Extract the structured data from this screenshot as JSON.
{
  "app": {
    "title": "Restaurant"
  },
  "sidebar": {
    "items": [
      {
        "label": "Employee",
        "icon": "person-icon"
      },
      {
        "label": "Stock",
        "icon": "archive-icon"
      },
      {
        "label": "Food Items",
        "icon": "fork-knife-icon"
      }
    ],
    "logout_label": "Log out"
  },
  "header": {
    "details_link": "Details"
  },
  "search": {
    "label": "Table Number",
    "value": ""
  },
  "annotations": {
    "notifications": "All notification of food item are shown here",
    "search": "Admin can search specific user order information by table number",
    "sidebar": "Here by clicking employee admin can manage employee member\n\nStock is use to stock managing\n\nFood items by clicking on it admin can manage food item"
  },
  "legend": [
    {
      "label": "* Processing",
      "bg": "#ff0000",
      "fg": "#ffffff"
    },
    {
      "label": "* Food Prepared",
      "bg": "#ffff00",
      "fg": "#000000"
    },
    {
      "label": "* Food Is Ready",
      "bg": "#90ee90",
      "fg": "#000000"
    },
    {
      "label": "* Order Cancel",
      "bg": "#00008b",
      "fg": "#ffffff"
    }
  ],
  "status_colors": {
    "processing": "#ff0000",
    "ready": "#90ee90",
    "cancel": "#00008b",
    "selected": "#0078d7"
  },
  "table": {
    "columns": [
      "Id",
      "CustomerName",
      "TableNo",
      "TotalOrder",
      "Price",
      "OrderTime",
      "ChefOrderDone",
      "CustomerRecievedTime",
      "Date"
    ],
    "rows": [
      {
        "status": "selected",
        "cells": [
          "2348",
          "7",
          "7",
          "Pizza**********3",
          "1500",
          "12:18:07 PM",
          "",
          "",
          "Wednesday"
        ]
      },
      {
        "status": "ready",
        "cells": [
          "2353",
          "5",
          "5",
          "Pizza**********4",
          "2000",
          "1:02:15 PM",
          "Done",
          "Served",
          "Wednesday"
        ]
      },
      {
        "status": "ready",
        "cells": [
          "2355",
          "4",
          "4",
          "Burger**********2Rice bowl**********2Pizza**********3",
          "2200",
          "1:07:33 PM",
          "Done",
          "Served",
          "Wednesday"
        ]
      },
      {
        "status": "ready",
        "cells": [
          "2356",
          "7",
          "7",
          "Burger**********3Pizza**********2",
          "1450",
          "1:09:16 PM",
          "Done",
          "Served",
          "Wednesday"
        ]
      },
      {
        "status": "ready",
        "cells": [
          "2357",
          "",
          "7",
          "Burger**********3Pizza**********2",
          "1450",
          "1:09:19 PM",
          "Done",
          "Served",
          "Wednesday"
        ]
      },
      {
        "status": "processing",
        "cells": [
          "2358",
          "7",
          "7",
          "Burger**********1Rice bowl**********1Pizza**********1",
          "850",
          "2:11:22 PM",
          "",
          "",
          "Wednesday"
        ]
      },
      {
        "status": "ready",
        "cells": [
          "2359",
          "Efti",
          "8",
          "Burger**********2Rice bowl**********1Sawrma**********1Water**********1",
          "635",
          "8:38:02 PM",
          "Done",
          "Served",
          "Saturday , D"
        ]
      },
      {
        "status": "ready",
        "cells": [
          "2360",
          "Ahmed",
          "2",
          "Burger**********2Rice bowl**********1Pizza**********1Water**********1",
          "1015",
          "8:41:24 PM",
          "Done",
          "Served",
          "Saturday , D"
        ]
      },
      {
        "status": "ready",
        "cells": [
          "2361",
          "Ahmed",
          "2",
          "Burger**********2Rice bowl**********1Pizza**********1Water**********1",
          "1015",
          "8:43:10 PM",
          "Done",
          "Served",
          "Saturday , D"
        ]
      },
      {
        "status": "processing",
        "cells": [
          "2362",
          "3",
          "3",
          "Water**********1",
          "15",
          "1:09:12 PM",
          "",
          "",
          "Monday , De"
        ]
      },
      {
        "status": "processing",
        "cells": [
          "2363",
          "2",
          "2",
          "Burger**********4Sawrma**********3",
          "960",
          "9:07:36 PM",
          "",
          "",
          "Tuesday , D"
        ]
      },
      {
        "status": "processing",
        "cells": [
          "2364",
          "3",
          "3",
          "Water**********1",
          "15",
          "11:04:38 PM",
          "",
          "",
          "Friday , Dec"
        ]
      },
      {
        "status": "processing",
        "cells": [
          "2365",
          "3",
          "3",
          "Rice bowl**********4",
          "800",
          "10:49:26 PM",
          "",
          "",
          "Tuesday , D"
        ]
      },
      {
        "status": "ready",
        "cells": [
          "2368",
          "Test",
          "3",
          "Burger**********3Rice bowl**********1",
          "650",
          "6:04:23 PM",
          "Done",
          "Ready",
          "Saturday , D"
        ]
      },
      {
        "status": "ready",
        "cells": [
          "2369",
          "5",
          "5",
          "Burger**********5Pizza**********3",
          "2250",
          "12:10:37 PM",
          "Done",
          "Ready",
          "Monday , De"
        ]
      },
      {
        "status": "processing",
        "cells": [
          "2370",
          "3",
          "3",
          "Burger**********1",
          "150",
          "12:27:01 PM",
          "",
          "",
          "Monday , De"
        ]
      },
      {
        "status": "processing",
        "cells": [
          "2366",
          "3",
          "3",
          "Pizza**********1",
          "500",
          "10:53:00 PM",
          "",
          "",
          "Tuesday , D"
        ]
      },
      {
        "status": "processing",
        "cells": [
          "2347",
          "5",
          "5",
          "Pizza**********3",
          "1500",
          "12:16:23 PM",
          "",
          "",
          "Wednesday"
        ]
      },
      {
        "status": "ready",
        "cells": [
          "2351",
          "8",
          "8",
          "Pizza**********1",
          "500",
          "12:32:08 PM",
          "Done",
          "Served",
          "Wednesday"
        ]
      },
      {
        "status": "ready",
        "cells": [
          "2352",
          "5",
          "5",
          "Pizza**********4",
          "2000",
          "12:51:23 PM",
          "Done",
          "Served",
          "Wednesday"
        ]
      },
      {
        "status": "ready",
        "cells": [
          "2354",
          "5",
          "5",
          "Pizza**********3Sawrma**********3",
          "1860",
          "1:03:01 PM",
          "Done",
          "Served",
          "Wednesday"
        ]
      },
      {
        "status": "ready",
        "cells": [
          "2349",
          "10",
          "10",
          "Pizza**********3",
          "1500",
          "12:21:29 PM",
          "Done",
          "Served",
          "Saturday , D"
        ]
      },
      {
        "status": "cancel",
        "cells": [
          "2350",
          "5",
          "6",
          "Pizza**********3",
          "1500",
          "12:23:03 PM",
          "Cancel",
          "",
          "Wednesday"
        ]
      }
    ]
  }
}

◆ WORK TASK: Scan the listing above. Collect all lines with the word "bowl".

◆ RESPONSE TO THE EXERCISE:
          "Burger**********2Rice bowl**********2Pizza**********3",
          "Burger**********1Rice bowl**********1Pizza**********1",
          "Burger**********2Rice bowl**********1Sawrma**********1Water**********1",
          "Burger**********2Rice bowl**********1Pizza**********1Water**********1",
          "Burger**********2Rice bowl**********1Pizza**********1Water**********1",
          "Rice bowl**********4",
          "Burger**********3Rice bowl**********1",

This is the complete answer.